  • To read/flash the firmware, first install the Zadig driver. Make sure the transmitter is switched off  before connecting to the PC.

FrSky Taranis transmitter
Channel monitor showing F3F setup after uploading from Companion9X


My F3F setup uses 37 mixer lines and various custom functions. Nevertheless, the response using the X8R receiver is very good - visibly better than the equivalent setup on the Multiplex Profi 4000.


So... first impressions: conservatively styled, adequate mouldings, nice sticks, though average overall ergonomics. Documentation is poor. Poor access to on-off switch due to neckstrap balance arm. Latency with the X8R Rx seems very good. The native UI is rather dated and most pilots will want to program it using Companion9X. Battery connector could be better.

If all this sounds a bit niggly in part, remember that the distinguishing feature of this radio is its OpenTx operating system and its - OK, I'll say it - its startlingly low price.

I have already posted about OpenTx, but to quickly summarise: OpenTx is an extremely flexible o/s with support for sound, integrated telemetry and many other features you'd normally expect on much higher price sets. OpenTx does have a steep learning curve though. If you understand Multiplex's style of programming, you'll have a head start. If you have trouble understanding programming of radio gear in general, however, OpenTx is not for you.

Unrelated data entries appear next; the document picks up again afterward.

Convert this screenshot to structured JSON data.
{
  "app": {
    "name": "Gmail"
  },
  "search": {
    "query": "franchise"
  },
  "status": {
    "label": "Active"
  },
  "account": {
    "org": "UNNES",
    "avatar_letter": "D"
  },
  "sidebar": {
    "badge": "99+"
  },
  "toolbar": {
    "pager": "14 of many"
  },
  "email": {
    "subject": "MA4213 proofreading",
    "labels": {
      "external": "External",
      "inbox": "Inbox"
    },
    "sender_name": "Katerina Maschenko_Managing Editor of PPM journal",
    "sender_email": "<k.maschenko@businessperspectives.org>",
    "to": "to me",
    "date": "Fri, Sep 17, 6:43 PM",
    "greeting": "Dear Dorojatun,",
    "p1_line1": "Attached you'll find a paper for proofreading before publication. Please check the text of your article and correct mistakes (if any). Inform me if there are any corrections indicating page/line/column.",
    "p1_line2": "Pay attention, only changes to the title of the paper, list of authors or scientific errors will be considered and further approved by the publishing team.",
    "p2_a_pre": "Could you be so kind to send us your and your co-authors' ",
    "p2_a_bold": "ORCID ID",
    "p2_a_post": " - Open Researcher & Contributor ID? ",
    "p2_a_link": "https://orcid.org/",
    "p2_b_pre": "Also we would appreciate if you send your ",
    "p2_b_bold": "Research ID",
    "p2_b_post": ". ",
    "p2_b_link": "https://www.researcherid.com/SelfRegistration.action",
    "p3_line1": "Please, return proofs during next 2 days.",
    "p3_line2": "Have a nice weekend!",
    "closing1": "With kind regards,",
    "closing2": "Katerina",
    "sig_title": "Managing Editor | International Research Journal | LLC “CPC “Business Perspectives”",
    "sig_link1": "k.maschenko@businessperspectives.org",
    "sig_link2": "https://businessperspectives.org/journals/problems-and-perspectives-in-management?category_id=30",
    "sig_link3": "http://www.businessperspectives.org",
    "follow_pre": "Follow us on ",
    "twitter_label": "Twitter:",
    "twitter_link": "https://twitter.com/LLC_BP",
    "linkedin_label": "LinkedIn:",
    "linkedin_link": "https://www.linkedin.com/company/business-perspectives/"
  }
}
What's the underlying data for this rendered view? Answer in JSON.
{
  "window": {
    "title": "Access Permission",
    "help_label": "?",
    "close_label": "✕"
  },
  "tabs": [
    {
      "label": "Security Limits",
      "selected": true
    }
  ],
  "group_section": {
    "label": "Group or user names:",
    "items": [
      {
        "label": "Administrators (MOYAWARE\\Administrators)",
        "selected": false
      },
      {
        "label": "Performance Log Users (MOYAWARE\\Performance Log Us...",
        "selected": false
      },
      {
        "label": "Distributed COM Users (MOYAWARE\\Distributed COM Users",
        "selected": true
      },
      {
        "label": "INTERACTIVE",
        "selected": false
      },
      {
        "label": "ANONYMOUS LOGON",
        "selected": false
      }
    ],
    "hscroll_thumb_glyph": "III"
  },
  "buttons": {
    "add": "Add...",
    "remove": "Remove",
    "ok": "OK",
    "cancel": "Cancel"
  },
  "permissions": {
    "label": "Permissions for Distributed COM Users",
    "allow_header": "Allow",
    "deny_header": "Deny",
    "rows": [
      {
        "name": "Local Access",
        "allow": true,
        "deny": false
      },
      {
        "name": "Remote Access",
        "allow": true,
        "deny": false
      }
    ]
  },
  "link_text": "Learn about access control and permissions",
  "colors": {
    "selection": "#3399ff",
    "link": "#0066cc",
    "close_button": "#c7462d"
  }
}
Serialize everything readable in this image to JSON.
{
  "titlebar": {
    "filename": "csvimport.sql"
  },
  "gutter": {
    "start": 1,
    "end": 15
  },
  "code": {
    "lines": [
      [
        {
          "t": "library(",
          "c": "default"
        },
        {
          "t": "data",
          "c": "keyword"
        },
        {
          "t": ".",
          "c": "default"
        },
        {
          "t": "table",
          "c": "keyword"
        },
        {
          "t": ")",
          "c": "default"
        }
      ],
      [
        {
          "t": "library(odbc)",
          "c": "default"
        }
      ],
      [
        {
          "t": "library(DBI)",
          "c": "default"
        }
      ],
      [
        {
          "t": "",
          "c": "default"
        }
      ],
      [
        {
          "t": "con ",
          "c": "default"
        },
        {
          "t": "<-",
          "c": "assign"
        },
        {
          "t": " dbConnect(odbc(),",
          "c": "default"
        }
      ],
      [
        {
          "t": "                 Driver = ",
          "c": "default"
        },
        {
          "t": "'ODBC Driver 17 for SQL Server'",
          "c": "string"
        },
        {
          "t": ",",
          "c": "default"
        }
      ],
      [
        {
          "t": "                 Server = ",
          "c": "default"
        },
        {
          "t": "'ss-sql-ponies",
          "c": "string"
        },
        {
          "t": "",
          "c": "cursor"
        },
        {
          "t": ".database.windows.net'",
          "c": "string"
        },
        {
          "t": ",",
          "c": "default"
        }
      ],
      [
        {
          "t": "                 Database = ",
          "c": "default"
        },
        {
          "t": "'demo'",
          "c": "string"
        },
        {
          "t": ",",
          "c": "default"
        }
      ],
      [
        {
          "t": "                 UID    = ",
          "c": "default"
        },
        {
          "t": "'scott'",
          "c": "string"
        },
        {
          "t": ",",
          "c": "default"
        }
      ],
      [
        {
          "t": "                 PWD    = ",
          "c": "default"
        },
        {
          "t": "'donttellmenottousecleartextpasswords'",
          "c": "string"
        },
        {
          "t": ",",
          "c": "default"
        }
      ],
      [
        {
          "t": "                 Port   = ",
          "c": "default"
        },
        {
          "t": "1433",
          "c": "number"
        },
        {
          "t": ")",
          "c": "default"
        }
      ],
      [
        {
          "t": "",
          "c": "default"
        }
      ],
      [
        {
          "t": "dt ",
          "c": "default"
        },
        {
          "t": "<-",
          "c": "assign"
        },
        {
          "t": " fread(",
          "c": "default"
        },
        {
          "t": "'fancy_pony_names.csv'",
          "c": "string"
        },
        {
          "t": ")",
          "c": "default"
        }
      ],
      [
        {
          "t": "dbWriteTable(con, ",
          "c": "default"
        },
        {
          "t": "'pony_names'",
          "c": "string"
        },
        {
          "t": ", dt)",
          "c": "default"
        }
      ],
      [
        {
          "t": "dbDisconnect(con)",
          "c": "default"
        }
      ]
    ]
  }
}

What next? Well the Taranis now has my full-fat F3F program installed, so the next task is to evaluate the radio in the field. This really is the acid test - features are all very well, but ease of adjustment on the slope is crucial, especially when trimming a new model.

Stay tuned.



Anonymous said...

Driver install details can be found in the manual for opentx.

Unknown said...

Hi, I have just used my Taranis and so far it performs well. I have a couple of niggles: Poor standard Tx battery supplied and if replaced by a 2100 mAh NiMH, or Lithium pack external charging requires the battery cover to be removed each time charging takes place. These covers are not designed to be removed so often and will eventually break in the retaining lug area. The second niggle relates to the Failsafe mode. This only works with the X series receivers, so the old Frsky 8VR-11 receivers will not have the failsafe feature - I'm not happy about this so I guess the only option here would be to use the old Frsky JR type Tx module.